David Ley is hopeful — but confused — about the future of the Albuquerque Police Department’s controversial “reverse drug sting” operations, in which officers posing as dealers sell narcotics to people, then arrest them on suspicion of possession.
Ley, a clinical psychologist, sits on the Mental Health Response Advisory Committee (MHRAC), a creation of the court-enforceable reform agreement between the U.S. Department of Justice and APD. The committee’s mandate is to help the police department improve its dealings with people living with mental illness — one of the key failures that led Justice Department investigators to conclude that APD had a decades-old practice of violating people’s civil rights through the excessive use of force.
On May 20, Ley read with concern my New Mexico In Depth report that detailed a recent reverse sting operation carried out by the APD Narcotics Unit. At least seven people were arrested earlier last month; six of them were homeless people of color, and at least three were living with mental illness. Those arrested traded what little of value they had — including $3, colic medication and, in one man’s case, the jacket off his back — to undercover officers for crack cocaine and methamphetamines. Each of the people was arrested on felony charges, which are still pending.
Hope came for Ley at a meeting six days later, on May 26, when he and other committee members met with Deputy Police Chief Eric Garcia and Lt. John Sullivan of the department’s Special Investigations Division, which oversees the Narcotics Unit.
Ley described the meeting as “productive” and “forward looking.” Garcia and Sullivan had made a number of concessions, which Ley detailed at a June 21 meeting of the MHRAC last week:
- Dr. Nils Rosenbaum, who heads up APD’s new Behavioral Health Division, would consult with detectives before any operations that may impact homeless people or those living with mental illness “to ensure the rights and needs of such populations are observed and considered.”
- Narcotics detectives would receive additional training related to the needs of vulnerable populations.
- Detectives would include jail diversion, when possible, in an effort to connect people to services rather than send them to jail with felony drug charges.
- APD officers would no longer accept trades, such as clothing, when conducting reverse stings — because that tactic does not fit within national best practices.
- Garcia and Sullivan agreed to look for areas in which MHRAC members could assist officers in advance of law enforcement operations and develop a “strategy to prevent or mitigate negative impact on vulnerable populations.”
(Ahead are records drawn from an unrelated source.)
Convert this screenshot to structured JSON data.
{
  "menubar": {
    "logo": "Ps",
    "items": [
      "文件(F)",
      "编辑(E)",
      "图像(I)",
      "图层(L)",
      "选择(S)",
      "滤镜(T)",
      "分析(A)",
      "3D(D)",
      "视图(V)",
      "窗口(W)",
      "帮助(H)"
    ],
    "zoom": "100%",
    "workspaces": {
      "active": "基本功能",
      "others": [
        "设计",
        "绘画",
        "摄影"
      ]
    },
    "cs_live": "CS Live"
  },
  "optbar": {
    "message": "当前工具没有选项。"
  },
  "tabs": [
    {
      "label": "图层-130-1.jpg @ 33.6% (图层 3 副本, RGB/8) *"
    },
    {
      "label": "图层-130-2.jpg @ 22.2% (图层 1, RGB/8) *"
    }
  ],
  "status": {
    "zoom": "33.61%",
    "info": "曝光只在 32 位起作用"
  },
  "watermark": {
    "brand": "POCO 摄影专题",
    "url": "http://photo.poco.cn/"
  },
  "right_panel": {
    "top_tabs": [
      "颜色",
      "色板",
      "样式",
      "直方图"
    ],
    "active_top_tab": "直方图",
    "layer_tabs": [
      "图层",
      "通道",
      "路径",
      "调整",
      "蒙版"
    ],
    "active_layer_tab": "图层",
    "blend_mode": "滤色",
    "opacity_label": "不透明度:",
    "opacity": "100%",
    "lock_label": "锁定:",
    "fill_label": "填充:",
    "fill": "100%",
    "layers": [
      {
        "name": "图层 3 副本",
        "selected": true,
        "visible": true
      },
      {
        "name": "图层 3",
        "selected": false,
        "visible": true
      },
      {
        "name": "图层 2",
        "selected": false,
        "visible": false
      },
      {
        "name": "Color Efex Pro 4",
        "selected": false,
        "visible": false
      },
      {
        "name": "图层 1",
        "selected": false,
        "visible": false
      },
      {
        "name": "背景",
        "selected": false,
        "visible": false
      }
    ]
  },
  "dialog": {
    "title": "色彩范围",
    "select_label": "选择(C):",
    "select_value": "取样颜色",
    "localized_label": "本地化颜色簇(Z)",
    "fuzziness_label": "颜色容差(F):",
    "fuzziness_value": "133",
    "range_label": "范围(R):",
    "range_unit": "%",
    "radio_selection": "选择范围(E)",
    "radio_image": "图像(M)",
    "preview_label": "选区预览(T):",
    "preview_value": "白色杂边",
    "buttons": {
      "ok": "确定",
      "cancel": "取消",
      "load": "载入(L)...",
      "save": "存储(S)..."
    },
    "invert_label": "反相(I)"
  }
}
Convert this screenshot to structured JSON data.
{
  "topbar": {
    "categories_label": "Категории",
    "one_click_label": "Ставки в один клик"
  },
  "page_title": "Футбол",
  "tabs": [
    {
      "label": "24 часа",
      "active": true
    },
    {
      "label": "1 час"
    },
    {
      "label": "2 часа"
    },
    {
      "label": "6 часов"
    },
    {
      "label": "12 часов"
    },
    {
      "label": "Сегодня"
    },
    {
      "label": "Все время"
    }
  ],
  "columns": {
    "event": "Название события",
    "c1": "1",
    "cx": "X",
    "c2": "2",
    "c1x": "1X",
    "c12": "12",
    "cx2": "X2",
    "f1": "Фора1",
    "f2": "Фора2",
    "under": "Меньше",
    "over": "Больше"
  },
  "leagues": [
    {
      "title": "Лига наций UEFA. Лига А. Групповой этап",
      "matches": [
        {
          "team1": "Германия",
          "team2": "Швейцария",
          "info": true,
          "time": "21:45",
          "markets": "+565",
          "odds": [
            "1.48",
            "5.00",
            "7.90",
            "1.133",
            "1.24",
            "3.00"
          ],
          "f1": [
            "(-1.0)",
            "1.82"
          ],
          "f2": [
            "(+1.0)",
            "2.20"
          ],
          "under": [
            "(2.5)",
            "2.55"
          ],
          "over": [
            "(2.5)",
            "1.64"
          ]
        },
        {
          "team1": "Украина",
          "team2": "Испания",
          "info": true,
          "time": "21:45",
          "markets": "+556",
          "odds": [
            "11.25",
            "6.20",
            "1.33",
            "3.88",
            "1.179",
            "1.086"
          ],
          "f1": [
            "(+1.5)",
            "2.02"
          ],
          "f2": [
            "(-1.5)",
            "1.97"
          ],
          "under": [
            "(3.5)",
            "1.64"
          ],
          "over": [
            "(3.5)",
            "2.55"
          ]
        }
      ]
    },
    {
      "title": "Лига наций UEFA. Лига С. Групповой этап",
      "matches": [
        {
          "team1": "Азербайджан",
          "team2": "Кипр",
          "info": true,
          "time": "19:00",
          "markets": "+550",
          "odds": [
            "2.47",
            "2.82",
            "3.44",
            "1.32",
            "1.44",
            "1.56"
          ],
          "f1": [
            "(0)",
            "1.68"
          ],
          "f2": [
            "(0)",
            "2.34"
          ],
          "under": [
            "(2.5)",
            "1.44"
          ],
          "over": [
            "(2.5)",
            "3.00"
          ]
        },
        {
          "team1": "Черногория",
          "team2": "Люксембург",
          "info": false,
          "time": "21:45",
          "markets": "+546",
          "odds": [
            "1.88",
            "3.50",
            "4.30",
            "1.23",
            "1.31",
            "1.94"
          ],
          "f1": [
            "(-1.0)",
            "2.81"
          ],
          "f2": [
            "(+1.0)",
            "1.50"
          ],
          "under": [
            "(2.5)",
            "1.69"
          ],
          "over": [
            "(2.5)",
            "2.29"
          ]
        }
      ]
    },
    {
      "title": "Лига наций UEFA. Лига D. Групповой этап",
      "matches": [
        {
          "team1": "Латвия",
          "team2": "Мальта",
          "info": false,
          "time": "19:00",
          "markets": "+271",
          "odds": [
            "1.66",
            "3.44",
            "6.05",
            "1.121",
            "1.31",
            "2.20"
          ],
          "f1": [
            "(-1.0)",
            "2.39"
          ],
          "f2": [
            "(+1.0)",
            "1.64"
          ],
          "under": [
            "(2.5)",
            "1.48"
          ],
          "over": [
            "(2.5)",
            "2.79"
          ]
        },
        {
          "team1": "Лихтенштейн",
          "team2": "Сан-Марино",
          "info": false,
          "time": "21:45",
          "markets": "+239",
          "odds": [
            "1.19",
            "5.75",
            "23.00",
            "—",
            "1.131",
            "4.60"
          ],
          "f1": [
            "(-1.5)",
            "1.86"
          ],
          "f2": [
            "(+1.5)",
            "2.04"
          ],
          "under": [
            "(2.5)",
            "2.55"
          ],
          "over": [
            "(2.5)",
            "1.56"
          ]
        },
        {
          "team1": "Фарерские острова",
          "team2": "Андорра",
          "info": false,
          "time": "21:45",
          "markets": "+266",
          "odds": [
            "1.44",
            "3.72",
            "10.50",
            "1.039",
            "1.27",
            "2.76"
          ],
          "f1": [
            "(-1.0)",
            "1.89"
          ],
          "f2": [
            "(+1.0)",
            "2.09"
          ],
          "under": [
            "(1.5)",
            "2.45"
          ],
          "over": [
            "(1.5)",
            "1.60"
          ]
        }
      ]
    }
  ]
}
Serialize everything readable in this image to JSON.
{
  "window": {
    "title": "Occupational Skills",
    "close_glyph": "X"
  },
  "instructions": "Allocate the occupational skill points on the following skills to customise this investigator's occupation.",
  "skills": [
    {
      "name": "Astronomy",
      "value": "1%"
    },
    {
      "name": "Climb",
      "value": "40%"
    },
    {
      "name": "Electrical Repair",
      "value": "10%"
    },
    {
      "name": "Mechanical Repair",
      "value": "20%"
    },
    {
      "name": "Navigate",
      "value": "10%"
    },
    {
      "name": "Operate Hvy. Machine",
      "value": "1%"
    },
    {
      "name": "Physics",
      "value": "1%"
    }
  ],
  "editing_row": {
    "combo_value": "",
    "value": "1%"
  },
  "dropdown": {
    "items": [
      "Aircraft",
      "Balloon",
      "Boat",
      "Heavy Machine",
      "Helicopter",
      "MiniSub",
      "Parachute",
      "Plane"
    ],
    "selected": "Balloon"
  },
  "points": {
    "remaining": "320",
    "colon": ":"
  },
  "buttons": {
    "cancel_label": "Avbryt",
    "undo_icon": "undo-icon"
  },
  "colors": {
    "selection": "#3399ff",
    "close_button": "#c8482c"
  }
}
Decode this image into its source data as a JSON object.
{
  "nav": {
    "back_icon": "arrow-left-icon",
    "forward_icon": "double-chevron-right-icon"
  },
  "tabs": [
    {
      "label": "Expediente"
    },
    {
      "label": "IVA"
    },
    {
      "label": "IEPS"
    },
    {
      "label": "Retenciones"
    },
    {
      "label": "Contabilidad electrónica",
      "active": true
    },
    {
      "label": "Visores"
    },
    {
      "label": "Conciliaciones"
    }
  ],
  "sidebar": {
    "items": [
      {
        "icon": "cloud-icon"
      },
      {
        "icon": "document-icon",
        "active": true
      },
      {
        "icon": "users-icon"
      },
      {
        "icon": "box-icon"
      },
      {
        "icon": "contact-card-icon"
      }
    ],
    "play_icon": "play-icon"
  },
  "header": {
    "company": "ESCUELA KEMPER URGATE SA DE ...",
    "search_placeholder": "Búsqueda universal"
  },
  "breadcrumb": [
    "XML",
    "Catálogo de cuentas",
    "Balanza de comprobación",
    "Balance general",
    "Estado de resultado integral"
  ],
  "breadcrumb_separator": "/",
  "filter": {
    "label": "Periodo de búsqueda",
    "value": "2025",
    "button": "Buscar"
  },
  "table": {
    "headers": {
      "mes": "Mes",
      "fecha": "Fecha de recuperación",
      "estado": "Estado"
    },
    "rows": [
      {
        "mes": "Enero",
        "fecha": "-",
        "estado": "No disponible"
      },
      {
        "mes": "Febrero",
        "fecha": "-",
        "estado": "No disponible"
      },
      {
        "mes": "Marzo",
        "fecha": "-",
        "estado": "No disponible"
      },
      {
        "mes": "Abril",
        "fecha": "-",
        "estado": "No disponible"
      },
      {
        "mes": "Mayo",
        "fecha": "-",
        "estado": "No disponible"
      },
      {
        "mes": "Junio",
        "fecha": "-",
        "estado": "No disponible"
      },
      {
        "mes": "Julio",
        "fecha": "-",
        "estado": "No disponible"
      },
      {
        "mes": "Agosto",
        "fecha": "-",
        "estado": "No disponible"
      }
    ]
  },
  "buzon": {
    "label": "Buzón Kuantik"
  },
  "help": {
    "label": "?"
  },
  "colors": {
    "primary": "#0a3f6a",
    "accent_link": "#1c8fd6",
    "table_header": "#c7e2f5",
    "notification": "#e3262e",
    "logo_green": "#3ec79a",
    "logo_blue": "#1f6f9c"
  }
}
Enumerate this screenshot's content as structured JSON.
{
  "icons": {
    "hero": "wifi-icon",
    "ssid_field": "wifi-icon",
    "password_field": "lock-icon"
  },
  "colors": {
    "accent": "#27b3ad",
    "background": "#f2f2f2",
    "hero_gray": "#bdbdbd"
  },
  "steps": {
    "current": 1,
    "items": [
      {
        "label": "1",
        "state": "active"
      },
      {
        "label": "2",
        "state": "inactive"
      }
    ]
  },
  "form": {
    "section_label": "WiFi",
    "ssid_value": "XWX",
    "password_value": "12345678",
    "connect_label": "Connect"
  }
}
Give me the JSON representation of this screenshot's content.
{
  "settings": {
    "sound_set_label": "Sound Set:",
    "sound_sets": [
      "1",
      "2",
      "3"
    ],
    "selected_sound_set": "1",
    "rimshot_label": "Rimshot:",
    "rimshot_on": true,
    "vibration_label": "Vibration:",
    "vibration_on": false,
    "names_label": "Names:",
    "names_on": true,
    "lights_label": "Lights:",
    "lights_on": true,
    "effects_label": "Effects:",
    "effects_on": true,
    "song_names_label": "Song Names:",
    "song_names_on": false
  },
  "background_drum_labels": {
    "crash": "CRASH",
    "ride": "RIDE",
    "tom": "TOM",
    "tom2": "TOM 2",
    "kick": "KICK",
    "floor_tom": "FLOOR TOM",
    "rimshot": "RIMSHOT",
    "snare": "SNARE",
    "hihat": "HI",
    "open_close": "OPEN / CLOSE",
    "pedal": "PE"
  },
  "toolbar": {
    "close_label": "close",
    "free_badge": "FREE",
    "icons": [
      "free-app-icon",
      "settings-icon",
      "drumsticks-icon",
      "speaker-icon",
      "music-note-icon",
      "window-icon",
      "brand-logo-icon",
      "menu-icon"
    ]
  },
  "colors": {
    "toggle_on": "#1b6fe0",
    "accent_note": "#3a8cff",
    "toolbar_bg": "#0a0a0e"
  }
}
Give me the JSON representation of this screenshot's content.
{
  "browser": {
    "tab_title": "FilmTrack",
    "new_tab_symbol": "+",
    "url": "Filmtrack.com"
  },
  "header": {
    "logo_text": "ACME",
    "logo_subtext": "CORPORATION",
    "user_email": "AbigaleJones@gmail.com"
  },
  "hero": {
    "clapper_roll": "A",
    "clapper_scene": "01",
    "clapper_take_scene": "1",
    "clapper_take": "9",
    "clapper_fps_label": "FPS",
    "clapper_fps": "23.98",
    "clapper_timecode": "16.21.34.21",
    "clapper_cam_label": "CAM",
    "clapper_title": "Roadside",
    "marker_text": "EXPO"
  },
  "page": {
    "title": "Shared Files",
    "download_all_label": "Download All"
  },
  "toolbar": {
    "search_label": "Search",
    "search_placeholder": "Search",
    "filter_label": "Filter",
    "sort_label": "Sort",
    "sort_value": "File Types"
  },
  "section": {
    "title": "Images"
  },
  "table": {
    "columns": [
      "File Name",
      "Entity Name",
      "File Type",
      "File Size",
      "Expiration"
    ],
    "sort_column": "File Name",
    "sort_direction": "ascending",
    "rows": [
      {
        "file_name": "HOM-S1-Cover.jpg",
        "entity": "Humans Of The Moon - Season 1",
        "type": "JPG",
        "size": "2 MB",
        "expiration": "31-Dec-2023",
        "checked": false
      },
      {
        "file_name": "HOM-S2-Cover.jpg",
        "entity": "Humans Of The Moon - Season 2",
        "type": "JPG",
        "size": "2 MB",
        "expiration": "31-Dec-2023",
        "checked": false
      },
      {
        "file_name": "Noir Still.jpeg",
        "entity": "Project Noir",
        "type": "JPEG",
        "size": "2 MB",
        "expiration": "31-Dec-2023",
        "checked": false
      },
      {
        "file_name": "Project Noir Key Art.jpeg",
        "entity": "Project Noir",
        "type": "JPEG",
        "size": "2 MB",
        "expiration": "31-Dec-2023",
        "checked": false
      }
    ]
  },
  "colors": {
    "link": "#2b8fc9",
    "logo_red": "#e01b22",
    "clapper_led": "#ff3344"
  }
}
Garcia and Sullivan attended last week’s MHRAC meeting. After Ley’s presentation, Garcia praised the collaboration with committee members and the result of the May 26 meeting as “a way for us to make improvements and changes going forward.”
Sullivan believed that the May sting operation — and the controversy that followed — could be a “teachable moment” for APD, according to Bari Roberts, an adviser to APD and to the committee.
Nancy Koenigsberg, another member of the MHRAC, said at last week’s meeting that the concessions amount to evidence that the committee is functioning as the DOJ-APD agreement intended.
“This shows that MHRAC can be a partner with the police department,” she said. “This is going to help everybody.”
But there was a lingering concern for Ley.
He read my follow-up NMID story about Police Chief Gorden Eden’s response letter to City Councilor Pat Davis, who had asked the chief to halt the reverse sting operations and dedicate the department’s scarce resources to more serious crime.
In the letter, written six days after the meeting with Garcia and Sullivan, Eden indicated that the reverse stings would continue. And he denied that APD was targeting the homeless or people living with mental illness.
Ley told the MHRAC last week that he was “disappointed” to see that Eden’s letter made no reference to “what was a very positive meeting,” and that the chief’s position on the operations did not appear to include any of the agreed-upon changes.
In a telephone interview this week, Ley said there has been no movement since last week’s MHRAC meeting.
“It seems possible that the chief may not be fully aware of what (Garcia and Sullivan) said in our meeting,” he told me. “It leaves me confused as to where things are going from here, but I am hopeful that the agreements we made will hold.”
I’ve asked APD why Eden’s letter did not reflect the department’s concessions from the meeting with MHRAC meetings — and how the department will conduct reverse stings in the future. I will update this post with APD’s response if and when they send one.